__Supplied material__
────────
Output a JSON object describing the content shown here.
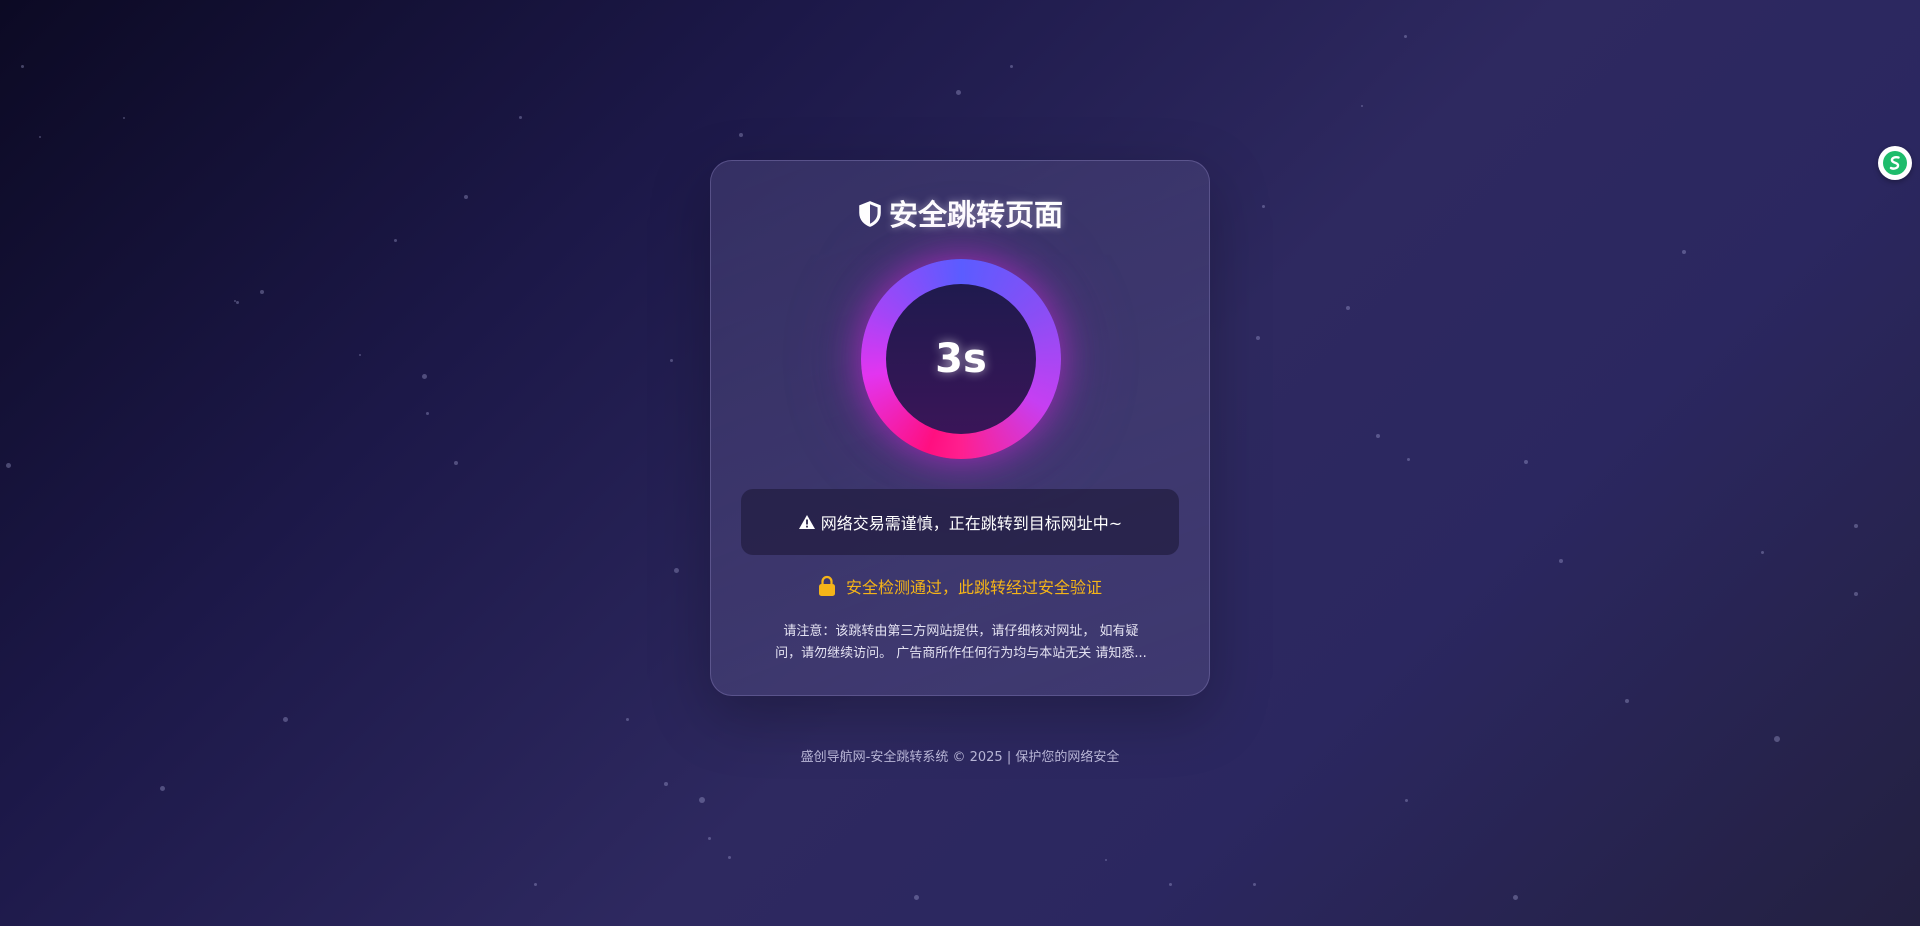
{
  "page": {
    "title": "安全跳转页面"
  },
  "countdown": {
    "value": 3,
    "label": "3s"
  },
  "notice": {
    "text": "网络交易需谨慎，正在跳转到目标网址中~"
  },
  "security": {
    "text": "安全检测通过，此跳转经过安全验证"
  },
  "disclaimer": {
    "line1": "请注意：该跳转由第三方网站提供，请仔细核对网址， 如有疑",
    "line2": "问，请勿继续访问。 广告商所作任何行为均与本站无关 请知悉..."
  },
  "footer": {
    "text": "盛创导航网-安全跳转系统 © 2025 | 保护您的网络安全"
  },
  "icons": {
    "title": "shield-icon",
    "notice": "warning-icon",
    "security": "lock-icon",
    "floating": "extension-logo-icon"
  },
  "colors": {
    "accent_gold": "#f5b418",
    "ring_blue": "#5b5cff",
    "ring_magenta": "#e235f0",
    "ring_pink": "#ff0f80",
    "floating_green": "#1ebc6b"
  }
}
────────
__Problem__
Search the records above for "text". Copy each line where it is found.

__Answer for this exercise__
    "text": "网络交易需谨慎，正在跳转到目标网址中~"
    "text": "安全检测通过，此跳转经过安全验证"
    "text": "盛创导航网-安全跳转系统 © 2025 | 保护您的网络安全"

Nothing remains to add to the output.